Teachers are very obviously peripheral, not central, to the work of Khan Academy and the same is true for much of math education technology in the 2010s. If entrepreneurs and founders are now alert to the unique value of teachers in a student’s math education, let’s hear them articulate that value and let’s see them re-design their tools to support it.

“If something cannot go on forever, it will stop.”

Economist Herb Stein’s quote ran through my head while I read The Hustle’s excellent analysis of the graphing calculator market. This cannot go on forever.

Every new school year, Twitter lights up with caregivers who can’t believe they have to buy their students a calculator that’s wildly underpowered and wildly overpriced relative to other consumer electronics.

tweet text: "Hello my 8th grade son is required to have a TI-84 for school but we just cannot afford one- do you have any programs you could recommend"

The Hustle describes Texas Instruments as having “a near-monopoly on graphing calculators for nearly three decades.” That means that some of the students who purchased TI calculators as college students are now purchasing calculators for their own kids that look, feel, act and (crucially) cost largely the same. Imagine they were purchasing their kid’s first car and the available cars all looked, felt, acted, and cost largely the same as their first car. This cannot go on forever.

As the chief academic officer at Desmos, a competitor of Texas Instruments calculators, I was already familiar with many of The Hustle’s findings. Even still, they illuminated two surprising elements of the Texas Instruments business model.

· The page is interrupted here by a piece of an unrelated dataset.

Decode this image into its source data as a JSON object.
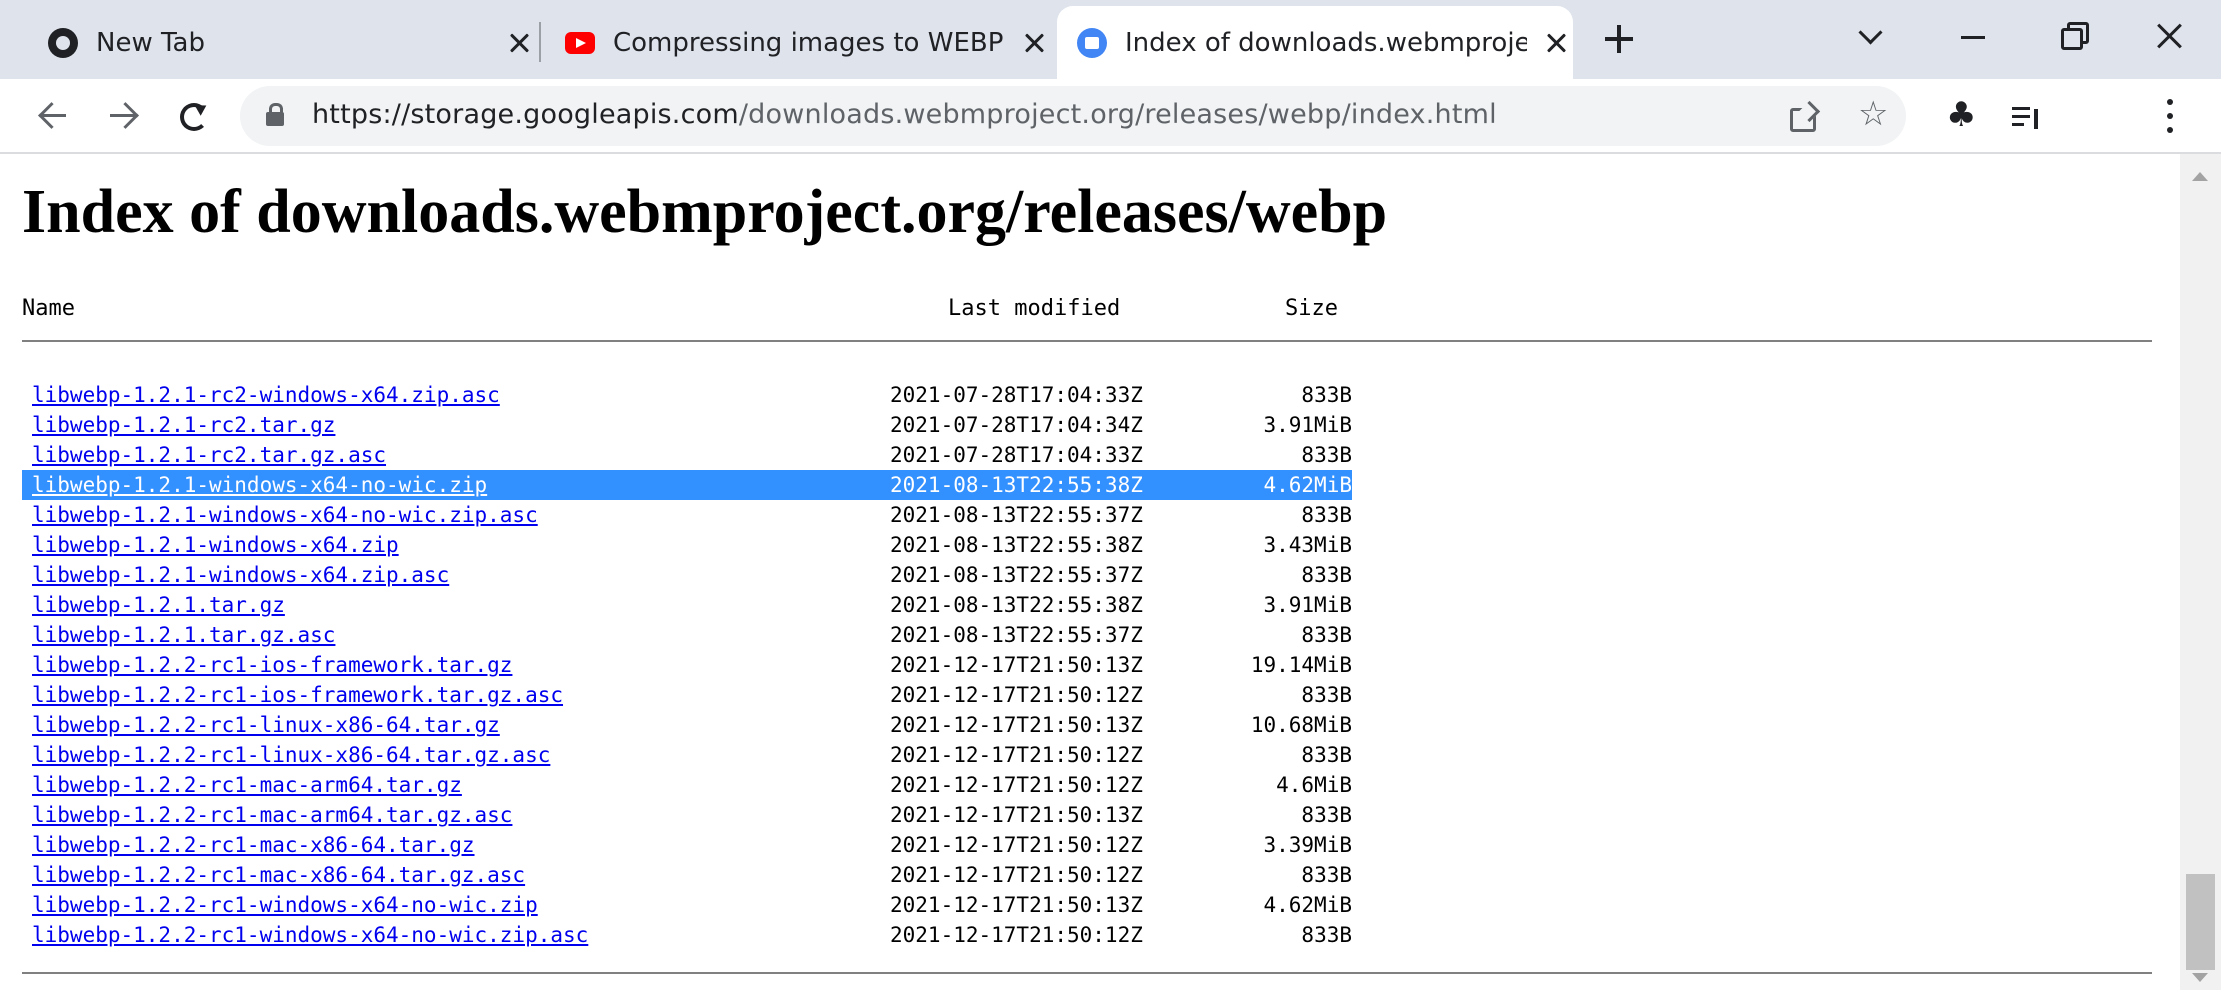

First, the profit margins.

One analyst placed the cost to produce a TI-84 Plus at around $15-20, meaning TI sells it for a profit margin of nearly 50% — far above the electronics industry’s average margin of 6.7%.

Second, the lobbying.

According to Open Secrets and ProPublica data, Texas Instruments paid lobbyists to hound the Department of Education every year from 2005 to 2009 — right around the time when mobile technology and apps were becoming more of a threat.

Obviously the profits and lobbying are interdependent. Rent-seeking occurs when companies invest profits not into product development but into manipulating regulatory environments to protect market share.

I’m not mad for the sake of Desmos here. What Texas Instruments is doing isn’t sustainable. Consumer tech is getting so good and cheap and our free alternative is getting used so widely that regulations and consumer demand are changing quickly.

Another source told The Hustle that graphing calculator sales have seen a 15% YoY decline in recent years — a trend that free alternatives like Desmos may be at least partially responsible for.

You’ll find our calculators embedded in over half of state-level end-of-course exams in the United States, along with the International Baccalaureate MYP exam, the digital SAT and the digital ACT.

I am mad for the sake of kids and families like this, though.

“It basically sucks,” says Marcus Grant, an 11th grader currently taking a pre-calculus course. “It was really expensive for my family. There are cheaper alternatives available, but my teacher makes [the TI calculator] mandatory and there’s no other option.”

Teachers: it was one thing to require plastic graphing calculators calculators when better and cheaper alternatives weren’t available. But it should offend your conscience to see a private company suck 50% profit margins out of the pockets of struggling families for a product that is, by objective measurements, inferior to and more expensive than its competitors.

BTW. This is a Twitter-thread-turned-blog-post. If you want to know how teachers justified recommending plastic graphing calculators, you can read my mentions.